These days even the word “remake” is enough to make one’s eyes roll, especially when it comes to horror. But the latest adaptation of Stephen King’s classic novel IT comes 27 long years after the original TV miniseries that starred Tim Curry as the iconic Pennywise (and to those familiar with the clown’s lore, the fact that it’s been 27 years might just be enough to put the willies up you). And Andy Muschietti’s IT isn’t necessarily just a remake of the terrifying terrestrial telling, either – it’s the first cinematic representation of King’s monster novel.
In the backwater town of Derry, late eighties, Bill’s younger brother Georgie becomes the latest victim in a series of missing children when his paper boat drifts into a storm drain, leading him into the brutal clutches of the playfully-wicked “Pennywise the Dancing Clown”. A year on and children continue to disappear, while a grief-stricken Bill and the rest of the self-labelled “Losers Club” are being terrorised by the ancient evil that’s literally lurking beneath Derry. Determined to find Georgie alive and to end the demonic clown’s reign of terror, Bill leads his reluctant friends into Derry’s dark history, and on a nightmarish journey deep into the heart of where “IT” lives.
Unlike most of the tepid horrors that continue to populate the silver screen, IT is anything but monotone in its delivery as it effortlessly juggles several themes such as adolescent drama and comedy, all the while without taking itself too seriously. There are some nightmarishly-whacky and inventive scare sequences here too, from a monstrously-sized, projector-born Pennywise to a menacing, mind-bogglingly-contorting one that rolls out from inside a broom cupboard. And then of course there’s the iconic opening scene, which bites much harder than you might expect. That all said, with filthy sewer settings, bogey contests and abhorrent lepers, it’s fair to say that IT is far yuckier than it is scary.
Like Netflix mega-hit Stranger Things – an inevitable comparison and one not helped by Finn Wolfhard – the movie doesn’t just ingeniously capture what it’s like to be a kid in the days before the circus that is modern technology came knocking, it’s also not without some much-needed humanity within the narrative. Unlike the show, though, these sunset-cycling geeks are about to hit puberty a lot quicker than the Hawkins gang. If you’ve noticed the lack of the Losers Club’s adult counterparts in the trailers then you’ll know that the final chapter is yet to come. There’s simply no way King’s novel would ever translate into a single movie without the end result popping like a balloon. Even the miniseries – originally intended as eight hours across four parts – was sliced down the middle. The point is, if any horror warrants a sequel, it’s always been this one.

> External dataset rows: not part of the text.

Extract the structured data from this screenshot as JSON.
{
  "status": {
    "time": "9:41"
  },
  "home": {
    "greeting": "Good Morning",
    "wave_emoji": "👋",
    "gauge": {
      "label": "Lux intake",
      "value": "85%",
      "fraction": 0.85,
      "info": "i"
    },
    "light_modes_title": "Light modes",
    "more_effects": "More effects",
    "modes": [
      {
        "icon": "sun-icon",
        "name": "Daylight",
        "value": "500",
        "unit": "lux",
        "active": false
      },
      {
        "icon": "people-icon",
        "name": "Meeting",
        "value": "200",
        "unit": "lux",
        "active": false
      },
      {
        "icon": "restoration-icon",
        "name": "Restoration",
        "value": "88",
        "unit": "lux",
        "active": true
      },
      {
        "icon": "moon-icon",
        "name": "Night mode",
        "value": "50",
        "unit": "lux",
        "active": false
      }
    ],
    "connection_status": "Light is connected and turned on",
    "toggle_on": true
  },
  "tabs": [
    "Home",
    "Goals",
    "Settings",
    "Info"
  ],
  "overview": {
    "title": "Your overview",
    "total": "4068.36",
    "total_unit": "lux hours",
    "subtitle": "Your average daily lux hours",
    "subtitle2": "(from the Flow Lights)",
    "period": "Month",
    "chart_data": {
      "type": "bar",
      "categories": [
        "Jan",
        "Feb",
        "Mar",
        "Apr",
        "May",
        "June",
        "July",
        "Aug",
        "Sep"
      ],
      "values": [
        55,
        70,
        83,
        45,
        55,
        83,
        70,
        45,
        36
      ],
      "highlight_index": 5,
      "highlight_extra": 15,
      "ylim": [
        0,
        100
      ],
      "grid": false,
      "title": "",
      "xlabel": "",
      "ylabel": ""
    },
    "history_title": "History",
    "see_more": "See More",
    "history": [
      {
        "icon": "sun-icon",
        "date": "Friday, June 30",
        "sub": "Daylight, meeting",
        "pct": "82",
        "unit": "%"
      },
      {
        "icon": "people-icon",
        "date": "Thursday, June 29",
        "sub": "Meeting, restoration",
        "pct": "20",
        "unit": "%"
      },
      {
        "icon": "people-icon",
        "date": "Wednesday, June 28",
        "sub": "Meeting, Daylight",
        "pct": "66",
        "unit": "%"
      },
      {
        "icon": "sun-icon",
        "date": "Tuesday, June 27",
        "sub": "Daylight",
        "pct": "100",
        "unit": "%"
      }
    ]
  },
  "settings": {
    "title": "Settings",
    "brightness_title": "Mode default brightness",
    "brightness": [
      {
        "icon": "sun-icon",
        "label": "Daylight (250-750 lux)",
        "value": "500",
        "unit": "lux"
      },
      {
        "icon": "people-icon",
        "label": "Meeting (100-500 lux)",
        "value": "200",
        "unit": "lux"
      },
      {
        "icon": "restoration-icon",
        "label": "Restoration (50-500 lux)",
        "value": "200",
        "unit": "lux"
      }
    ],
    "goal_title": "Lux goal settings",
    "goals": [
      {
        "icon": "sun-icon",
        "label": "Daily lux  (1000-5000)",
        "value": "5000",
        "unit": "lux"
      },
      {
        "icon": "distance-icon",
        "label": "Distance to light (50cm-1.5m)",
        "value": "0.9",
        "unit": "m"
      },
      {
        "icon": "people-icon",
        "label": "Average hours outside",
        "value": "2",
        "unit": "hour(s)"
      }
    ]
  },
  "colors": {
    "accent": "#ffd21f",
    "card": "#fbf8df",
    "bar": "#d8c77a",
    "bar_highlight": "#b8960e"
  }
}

There are times, though, when IT feels as wacky as a bad Elm Street sequel (a strange critique given a direct cameo to one of said-movies) with Pennywise popping up on TV channels, spewing out silly one-liners, growing a gigantic mouth or dancing around like, well, a clown (okay, we forgive you). But luckily it never reaches such a point of corniness that it leaves a bad taste in your mouth, and is ultimately far more reminiscent of 2015’s Krampus through its innovative gallery of additional monsters.
A wonderful and refreshing balance of horror and storytelling with plenty of jokes to boot as well as some memorable performances – notably from a hilarious Finn Wolfhard and a deeply unsettling Bill Skarsgard – IT is one of the strongest horrors to have emerged from the dark depths in years, and is drenched in such an assortment of colours that it will be set apart from anything designed to do nothing more than sell lots of pop-pop-popcorn.
Verdict? It would be wise to part with your pennies here. Just don’t watch it alone. But you should be fine, because I bet you have a lot of friends..?
For more movie reviews as well as the latest scoop on the Fantastic Beasts sequel currently filming in Lacock, check out my blog Curious Rookie.